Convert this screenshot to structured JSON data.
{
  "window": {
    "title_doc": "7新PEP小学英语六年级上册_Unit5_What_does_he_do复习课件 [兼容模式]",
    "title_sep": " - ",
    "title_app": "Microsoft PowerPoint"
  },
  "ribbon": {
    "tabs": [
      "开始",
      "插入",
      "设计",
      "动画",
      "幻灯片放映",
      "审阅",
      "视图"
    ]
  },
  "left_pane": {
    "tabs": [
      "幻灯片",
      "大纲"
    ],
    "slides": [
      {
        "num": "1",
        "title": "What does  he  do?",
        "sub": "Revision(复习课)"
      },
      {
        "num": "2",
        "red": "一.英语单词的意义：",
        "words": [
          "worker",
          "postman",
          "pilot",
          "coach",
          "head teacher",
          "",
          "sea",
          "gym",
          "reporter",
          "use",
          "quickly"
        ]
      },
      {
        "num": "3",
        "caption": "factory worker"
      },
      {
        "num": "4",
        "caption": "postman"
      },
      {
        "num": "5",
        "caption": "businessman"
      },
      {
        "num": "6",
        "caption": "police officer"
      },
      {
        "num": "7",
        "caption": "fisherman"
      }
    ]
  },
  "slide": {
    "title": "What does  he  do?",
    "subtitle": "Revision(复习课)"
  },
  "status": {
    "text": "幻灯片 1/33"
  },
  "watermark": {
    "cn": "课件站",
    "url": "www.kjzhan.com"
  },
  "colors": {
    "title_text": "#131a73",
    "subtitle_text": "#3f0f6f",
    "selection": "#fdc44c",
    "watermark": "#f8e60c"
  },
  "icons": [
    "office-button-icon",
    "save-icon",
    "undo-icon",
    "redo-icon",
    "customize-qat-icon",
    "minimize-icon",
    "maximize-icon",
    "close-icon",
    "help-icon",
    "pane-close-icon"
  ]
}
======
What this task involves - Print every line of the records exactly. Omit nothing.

Completed task -
Convert this screenshot to structured JSON data.
{
  "window": {
    "title_doc": "7新PEP小学英语六年级上册_Unit5_What_does_he_do复习课件 [兼容模式]",
    "title_sep": " - ",
    "title_app": "Microsoft PowerPoint"
  },
  "ribbon": {
    "tabs": [
      "开始",
      "插入",
      "设计",
      "动画",
      "幻灯片放映",
      "审阅",
      "视图"
    ]
  },
  "left_pane": {
    "tabs": [
      "幻灯片",
      "大纲"
    ],
    "slides": [
      {
        "num": "1",
        "title": "What does  he  do?",
        "sub": "Revision(复习课)"
      },
      {
        "num": "2",
        "red": "一.英语单词的意义：",
        "words": [
          "worker",
          "postman",
          "pilot",
          "coach",
          "head teacher",
          "",
          "sea",
          "gym",
          "reporter",
          "use",
          "quickly"
        ]
      },
      {
        "num": "3",
        "caption": "factory worker"
      },
      {
        "num": "4",
        "caption": "postman"
      },
      {
        "num": "5",
        "caption": "businessman"
      },
      {
        "num": "6",
        "caption": "police officer"
      },
      {
        "num": "7",
        "caption": "fisherman"
      }
    ]
  },
  "slide": {
    "title": "What does  he  do?",
    "subtitle": "Revision(复习课)"
  },
  "status": {
    "text": "幻灯片 1/33"
  },
  "watermark": {
    "cn": "课件站",
    "url": "www.kjzhan.com"
  },
  "colors": {
    "title_text": "#131a73",
    "subtitle_text": "#3f0f6f",
    "selection": "#fdc44c",
    "watermark": "#f8e60c"
  },
  "icons": [
    "office-button-icon",
    "save-icon",
    "undo-icon",
    "redo-icon",
    "customize-qat-icon",
    "minimize-icon",
    "maximize-icon",
    "close-icon",
    "help-icon",
    "pane-close-icon"
  ]
}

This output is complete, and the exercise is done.